Purvis Young is among the most exciting and important self-taught artists to have emerged from the 1980’s. He was born in Miami’s Liberty City and grew up on the streets of Overtown. Encouraged and influenced by his Bahamian uncle, Young began creating art as a child, but at age 18, life in the ghetto took a wrong turn and caught up with Purvis when he was arrested for breaking and entering and sentenced to 4 years in the State Prison at Raiford. Upon his rehabilitation and subsequent release, he began selling his works of art as a means of survival.
Purvis Young creates art from a gut instinct, using materials found from the streets of Miami’s inner city. The resulting work constitutes powerful and honest art of the last thirty years. Young’s work expresses his heartfelt concern for his community’s roots and lifelong friends. The abundance of pregnant women populating the neighborhood, the hustle, bustle and chaos in the street, the infusion of boat people, the trucks passing above on the elevated interstate, funerals, celebrations, wars, soldiers and Blues music men populate his oeuvre.
Not only are his images drawn from these streets, but the materials he used are derived from them as well. Purvis Young collects old books, discarded wood, menus, carpet, doors and cardboard to incorporate into and create his art. The worn refuse has an emotional energy that reinforces the themes of his work. His painterly style, coupled with sweeping brushstrokes, lend an aura of tumult and an energy and passion to his work.

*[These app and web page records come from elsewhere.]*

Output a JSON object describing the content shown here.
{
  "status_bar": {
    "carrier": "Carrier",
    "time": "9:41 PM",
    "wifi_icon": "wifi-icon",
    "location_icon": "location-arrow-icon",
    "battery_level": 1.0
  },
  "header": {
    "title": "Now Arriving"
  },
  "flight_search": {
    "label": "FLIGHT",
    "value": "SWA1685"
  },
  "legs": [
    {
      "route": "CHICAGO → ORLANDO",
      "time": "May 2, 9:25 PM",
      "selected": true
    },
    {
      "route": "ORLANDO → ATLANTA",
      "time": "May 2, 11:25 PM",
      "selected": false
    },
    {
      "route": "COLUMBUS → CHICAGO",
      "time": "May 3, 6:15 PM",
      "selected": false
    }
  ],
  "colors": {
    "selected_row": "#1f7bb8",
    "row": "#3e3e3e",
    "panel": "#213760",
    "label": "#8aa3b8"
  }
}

Despite or perhaps because of his rudimentary scholastic art training, Purvis Young’s work is fueled by his emotions, combining the power, struggle, anguish, spirit and passion of his City. The resulting art speaks with such force and directness that Purvis Young’s appeal transcends the world of Self-Taught, propelling his works to the highest levels of the Contemporary Art World.